**Exercise directions:**
What you produce should be every line from the data that includes "ikosmo".

[Data to process — start]

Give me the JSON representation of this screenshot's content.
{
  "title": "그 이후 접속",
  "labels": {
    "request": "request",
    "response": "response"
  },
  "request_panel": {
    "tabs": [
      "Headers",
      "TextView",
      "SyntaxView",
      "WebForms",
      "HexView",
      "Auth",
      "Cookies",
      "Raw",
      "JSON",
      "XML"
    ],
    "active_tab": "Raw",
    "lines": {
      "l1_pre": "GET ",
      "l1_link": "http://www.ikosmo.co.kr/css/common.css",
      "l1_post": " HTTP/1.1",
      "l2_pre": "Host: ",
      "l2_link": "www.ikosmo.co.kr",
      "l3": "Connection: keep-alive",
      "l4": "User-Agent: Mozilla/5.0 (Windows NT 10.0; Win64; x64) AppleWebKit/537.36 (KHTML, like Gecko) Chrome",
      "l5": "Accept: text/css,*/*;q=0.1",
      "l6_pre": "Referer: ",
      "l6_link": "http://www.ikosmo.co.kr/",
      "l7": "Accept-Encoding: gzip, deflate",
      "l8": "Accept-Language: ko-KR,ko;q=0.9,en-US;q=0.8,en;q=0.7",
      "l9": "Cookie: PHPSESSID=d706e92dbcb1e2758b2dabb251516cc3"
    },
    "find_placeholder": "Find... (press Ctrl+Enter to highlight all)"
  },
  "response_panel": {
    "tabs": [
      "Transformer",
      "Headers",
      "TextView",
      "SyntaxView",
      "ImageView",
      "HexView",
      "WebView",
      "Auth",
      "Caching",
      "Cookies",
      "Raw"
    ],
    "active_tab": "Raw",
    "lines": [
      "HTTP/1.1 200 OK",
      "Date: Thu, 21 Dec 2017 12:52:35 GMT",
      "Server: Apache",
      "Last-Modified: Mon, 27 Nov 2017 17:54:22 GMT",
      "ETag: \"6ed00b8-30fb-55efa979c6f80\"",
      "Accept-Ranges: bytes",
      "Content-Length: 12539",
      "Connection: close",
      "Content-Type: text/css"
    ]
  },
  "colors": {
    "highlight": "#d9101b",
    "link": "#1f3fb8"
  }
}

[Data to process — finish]

**Task result:**
      "l1_link": "http://www.ikosmo.co.kr/css/common.css",
      "l2_link": "www.ikosmo.co.kr",
      "l6_link": "http://www.ikosmo.co.kr/",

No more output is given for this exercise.